“CSU has been pretty open to reforming its process,” Lee said.
A personal note:
Still, there have been trouble spots. A member of the debate team, Lee decided to turn in a paper on why students should be afforded academic freedom.
After turning in his first draft, there was a note from the professor posing a question to Lee, “Whose right is it to present information in the classroom?” The professor answered the question himself by writing “the professor” in bold letters.
Lee describes the scenario as academic elites who view their roles as educational mentors to “the ignorant students of the world.”
“This whole discussion, this discursive environment, people have been talking about, people have been complaining about it and discussing it for years, but nothing has ever happened,” Lee said. “It just exploded this year. Why? I don’t know.
“What conservative students want is to have an ability to question (their) scholarship and present our own scholarship without retribution,” he said, adding that the policy should apply evenly so “when the wind starts blowing back to the right, like it did in the ’50s, we don’t want the liberal students harassed.”
Teasdale, Morrow’s chief of staff, said that his office received a report of a professor who offered students extra credit to write and send letters to President Bush complaining about the Iraqi war policy. Those who wrote letters commending the policies were not given credit for the assignment.

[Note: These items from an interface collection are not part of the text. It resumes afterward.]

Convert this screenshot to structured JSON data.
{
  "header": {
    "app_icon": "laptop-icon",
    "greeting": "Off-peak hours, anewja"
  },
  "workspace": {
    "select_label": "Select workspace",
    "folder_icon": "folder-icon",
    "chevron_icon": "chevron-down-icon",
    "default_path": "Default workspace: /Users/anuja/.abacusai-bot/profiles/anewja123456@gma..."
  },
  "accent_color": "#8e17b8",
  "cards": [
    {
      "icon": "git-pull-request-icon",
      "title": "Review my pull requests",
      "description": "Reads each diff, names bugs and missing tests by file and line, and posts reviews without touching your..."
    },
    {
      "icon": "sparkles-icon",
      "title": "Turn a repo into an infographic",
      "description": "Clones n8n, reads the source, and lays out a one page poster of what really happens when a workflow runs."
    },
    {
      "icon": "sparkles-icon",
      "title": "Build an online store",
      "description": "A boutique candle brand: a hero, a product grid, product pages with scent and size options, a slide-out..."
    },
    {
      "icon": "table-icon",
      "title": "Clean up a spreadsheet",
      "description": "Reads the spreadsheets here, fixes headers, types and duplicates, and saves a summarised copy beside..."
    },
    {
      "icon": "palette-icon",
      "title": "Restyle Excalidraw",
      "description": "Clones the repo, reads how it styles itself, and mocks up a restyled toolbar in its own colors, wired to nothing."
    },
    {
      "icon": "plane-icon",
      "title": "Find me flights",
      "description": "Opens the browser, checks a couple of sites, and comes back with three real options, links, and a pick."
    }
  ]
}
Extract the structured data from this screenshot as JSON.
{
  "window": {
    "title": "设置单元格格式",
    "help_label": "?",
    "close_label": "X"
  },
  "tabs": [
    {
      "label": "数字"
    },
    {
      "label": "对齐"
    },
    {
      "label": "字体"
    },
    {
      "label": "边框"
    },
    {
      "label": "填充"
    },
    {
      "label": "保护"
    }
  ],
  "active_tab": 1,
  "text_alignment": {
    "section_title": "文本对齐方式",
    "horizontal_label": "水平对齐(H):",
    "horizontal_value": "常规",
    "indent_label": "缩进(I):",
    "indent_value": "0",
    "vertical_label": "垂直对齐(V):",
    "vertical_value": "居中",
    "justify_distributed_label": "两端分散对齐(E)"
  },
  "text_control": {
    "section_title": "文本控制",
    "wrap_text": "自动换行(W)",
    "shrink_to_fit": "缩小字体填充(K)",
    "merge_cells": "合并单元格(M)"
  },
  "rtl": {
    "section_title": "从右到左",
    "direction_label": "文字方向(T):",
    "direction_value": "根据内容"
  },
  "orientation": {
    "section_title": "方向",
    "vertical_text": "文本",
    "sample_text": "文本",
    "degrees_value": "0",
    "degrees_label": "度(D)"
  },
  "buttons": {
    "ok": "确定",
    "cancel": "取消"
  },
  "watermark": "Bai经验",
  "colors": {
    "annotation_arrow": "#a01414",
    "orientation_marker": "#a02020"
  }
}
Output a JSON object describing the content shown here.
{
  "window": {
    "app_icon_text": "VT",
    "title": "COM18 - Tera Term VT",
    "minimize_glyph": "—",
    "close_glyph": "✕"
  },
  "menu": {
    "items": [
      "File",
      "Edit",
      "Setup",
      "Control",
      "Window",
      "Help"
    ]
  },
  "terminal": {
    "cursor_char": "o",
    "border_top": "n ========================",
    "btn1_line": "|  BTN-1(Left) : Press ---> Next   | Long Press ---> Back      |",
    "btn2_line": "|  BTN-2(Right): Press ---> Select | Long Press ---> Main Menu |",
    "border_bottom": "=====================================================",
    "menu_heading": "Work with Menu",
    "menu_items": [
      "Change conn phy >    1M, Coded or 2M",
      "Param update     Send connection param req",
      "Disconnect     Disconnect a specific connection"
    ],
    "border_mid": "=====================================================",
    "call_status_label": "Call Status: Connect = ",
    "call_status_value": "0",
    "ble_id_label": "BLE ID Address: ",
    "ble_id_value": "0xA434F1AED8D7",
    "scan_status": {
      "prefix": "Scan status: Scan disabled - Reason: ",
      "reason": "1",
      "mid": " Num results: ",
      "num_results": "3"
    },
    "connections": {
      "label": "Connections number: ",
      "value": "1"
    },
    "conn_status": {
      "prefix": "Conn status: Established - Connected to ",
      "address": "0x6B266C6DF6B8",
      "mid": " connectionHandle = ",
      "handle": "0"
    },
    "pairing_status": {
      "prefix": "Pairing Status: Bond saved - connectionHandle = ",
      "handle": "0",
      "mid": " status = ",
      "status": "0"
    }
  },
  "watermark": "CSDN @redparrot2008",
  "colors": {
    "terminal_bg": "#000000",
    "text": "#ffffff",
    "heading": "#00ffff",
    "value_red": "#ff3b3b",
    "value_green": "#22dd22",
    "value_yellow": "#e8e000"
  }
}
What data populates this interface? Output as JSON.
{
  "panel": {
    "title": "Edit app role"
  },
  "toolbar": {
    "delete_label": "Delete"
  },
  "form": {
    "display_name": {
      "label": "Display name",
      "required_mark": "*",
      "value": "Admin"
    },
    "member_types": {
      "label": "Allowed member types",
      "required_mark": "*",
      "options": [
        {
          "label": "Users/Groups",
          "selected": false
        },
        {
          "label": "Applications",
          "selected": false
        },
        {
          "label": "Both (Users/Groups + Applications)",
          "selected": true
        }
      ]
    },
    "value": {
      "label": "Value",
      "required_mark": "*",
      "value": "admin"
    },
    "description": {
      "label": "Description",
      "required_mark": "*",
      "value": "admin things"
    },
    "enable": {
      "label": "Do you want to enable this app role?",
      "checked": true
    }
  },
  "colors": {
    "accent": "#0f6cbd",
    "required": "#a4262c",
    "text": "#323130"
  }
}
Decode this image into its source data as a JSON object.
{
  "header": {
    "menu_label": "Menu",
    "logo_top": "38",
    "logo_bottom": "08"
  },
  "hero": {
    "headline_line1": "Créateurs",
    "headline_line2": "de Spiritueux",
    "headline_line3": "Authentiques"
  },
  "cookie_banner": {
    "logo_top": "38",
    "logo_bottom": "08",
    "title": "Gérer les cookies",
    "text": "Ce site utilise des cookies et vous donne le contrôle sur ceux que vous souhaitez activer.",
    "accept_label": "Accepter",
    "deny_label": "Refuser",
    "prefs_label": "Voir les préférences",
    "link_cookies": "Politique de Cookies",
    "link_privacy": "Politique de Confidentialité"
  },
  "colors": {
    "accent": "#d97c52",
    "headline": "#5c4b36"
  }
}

Reports like these, Teasdale said, lend credence to the need for policy changes.
“It has the flavor of a re-education camp,” he said.
A Web outlet:
Luann Wright, a former educator-turned-advocate, saw the writing on the wall several years ago when her son enrolled at the University of California, San Diego. Upset by the one-sided approach, Wright, a resident of La Mesa, eventually started noindoctrination.org, a tracking site where students can post complaints about professors. Only about 30 percent of the complaints make it online and only after Wright is able to confirm the stories. Professors are given a chance for online rebuttal.
“The interest has been extremely high, we get hits from all over the world,” she said. “That wasn’t the plan when I sent my son off to college.
“It shows there’s a lot of interest out there and a lot of students are frustrated.
Wright, who has become a sought-after source for news agencies across the country, said she hopes the attention paid to the site will help foster some much-needed changes.
“The whole hallmark of education in a free society is open inquiry and free thought,” she said. “There is a value in the marketplace of ideas, where people can express their thoughts and their views.
“The classroom is a workplace. As a workplace we can’t sexually harass, gender harass or racial harass.”
That issue becomes particularly troublesome, Teasdale said, when young 19-year-olds have to go up against older professionals with impressive academic credentials and superior social status.
“It’s a power relationship and many of the professors are abusing their power relationships,” Teasdale said. “It’s about teaching what you should be teaching, about proper balance and perspective to the students. It’s about being an academic professional.”